Evo Morales

Several Bolivian politicians are shown in a room holding their hands in the air in celebration.

Morales aide claims victory in Bolivia’s presidential vote


Evo Morales’ party claimed victory in a presidential election that appeared to reject the right-wing policies of the interim government that took power in Bolivia after the leftist leader resigned and fled the country a year ago.

Eloy Rojas Mamani, right, gestures toward his wife Etelvina Ramos Mamani are shown standing next to each other with Eloy wearing a dark suit and Etelvina wearing a white top.

‘October Massacre’ victims’ trial highlights traumas in Bolivia

An indigenous woman holding a Wiphala flag carries a kid, in La Paz, Bolivia November 13, 2019.

Bolivia sees backlash against conservative interim leader

Several people are shown running in the street with one man draped in a Bolivian flag.

‘Everything is a mess’: Morales’ exit convulses Bolivia


Is Evo Morales leading Bolivia toward dictatorship?

several people are seen demonstrating and holding signs that read "Sea for Bolivia, Sea unit us."

Every year on ‘Día Del Mar,’ Bolivia celebrates the coastline they lost

Every year on March 23, “Día Del Mar” or “National Day of the Sea,” marks the “historical injustice” of the 250-mile Pacific coast that Bolivia lost to Chile in the War of the Pacific.

After being elected for a second term, Bolivian re-elect President Evo Morales, accompanied by indigenous leaders, holds the staff of command during an Aymara indigenous ceremony at the ancient Kalasasaya Palace at Tiwanaku, January 21, 2010. The Kalasasa

Bolivia’s president wants to use an indigenous calendar, but are his motives genuine?

Global Politics

You thought it was 2016. But in Bolivia, Aymara New Year just rang in 5524. President Evo Morales reaches way back to pre-Columbian times as a way to update his culture.

President Evo Morales holds a news conference at the presidential palace in La Paz, Bolivia on Feb. 22, 2016. Morales asked Bolivians on Monday to wait "calmly" for the official result of Sunday's referendum on whether he should be allowed to run for re-e

Is Bolivia a sign that Latin America’s ‘pink tide’ is turning?

Global Politics

President Evo Morales’ bid to remain president for the 20 uninterrupted years failed. Is that a sign that Latin America’s leftist “pink tide” is ceasing to flow?

A chalkboard lists the day's prices for coca - according to the quality of the leaves - in the Villa Fátima legal coca market in La Paz.

Coca is known as the main ingredient in cocaine. But for Bolivia, it’s more than that.

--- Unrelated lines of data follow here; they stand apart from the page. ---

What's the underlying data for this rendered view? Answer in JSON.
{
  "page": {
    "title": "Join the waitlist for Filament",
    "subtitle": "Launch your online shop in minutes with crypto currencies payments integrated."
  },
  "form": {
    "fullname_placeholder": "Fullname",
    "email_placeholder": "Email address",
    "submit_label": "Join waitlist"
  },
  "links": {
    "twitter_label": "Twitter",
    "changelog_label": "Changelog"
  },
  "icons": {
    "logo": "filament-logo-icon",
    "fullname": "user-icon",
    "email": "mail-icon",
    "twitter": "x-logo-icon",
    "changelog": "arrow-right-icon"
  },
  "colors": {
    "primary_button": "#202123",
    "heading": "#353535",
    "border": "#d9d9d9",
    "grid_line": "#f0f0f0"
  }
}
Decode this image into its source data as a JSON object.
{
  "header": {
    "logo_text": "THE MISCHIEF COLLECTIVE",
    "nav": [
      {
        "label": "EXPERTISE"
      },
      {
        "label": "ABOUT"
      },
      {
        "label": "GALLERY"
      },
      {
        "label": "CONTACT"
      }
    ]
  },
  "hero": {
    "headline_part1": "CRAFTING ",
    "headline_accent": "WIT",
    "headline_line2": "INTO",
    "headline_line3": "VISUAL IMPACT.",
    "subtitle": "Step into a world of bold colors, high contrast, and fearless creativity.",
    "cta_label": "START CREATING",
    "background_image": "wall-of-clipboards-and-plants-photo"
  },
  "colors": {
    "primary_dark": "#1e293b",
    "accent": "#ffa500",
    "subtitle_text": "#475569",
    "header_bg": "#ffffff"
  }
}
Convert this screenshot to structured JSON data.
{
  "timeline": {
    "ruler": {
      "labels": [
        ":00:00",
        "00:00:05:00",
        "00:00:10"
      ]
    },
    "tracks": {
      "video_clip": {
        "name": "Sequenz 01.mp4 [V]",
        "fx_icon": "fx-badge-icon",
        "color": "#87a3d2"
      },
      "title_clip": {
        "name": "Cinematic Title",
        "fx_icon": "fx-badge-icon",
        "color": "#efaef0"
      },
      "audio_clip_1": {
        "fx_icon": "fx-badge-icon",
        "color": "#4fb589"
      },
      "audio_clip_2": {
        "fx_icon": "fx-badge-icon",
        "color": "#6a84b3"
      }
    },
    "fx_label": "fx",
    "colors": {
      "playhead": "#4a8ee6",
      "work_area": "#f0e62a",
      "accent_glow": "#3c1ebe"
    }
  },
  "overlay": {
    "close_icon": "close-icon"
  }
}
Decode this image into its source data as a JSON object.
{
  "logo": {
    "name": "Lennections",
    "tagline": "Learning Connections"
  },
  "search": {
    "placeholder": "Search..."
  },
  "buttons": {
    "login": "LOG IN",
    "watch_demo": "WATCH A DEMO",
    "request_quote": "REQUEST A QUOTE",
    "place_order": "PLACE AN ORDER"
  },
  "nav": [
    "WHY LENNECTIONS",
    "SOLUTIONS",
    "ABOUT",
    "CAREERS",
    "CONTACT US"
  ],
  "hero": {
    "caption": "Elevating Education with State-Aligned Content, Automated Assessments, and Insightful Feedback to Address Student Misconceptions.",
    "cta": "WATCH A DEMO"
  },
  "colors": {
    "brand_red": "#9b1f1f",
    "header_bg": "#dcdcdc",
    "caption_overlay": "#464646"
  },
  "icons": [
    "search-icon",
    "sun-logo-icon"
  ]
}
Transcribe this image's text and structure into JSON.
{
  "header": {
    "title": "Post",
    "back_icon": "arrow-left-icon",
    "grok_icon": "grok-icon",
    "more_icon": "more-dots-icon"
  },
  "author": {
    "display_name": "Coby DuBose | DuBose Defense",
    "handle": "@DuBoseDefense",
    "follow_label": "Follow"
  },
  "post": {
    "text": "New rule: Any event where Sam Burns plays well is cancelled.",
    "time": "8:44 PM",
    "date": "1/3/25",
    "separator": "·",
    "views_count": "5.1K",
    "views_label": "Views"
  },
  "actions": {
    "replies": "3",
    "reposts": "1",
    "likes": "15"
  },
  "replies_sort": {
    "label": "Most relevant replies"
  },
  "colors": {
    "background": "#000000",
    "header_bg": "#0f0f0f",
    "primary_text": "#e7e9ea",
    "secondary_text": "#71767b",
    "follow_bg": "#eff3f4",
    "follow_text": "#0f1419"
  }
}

When Evo Morales became president of Bolivia in 2006, he set out to, as he put it, claim coca’s rightful place as an indigenous crop, not a controlled substance. Now, the results of his program are reinventing the rules of the game in the War on Drugs.

Each Friday, miners at the Cerro Rico mine worship at shrines of "El Tio," the spirit who they also call th "Devil God of the Mountain."

Go inside ‘the mountain that eats men’ in Bolivia

Global Politics

Bolivian President Evo Morales is staking his bid for a third term on improving the lot of his poorest citizens. But many of those poor Bolivians work in mines, where conditions are deadly and there’s little sign that anything is set to improve.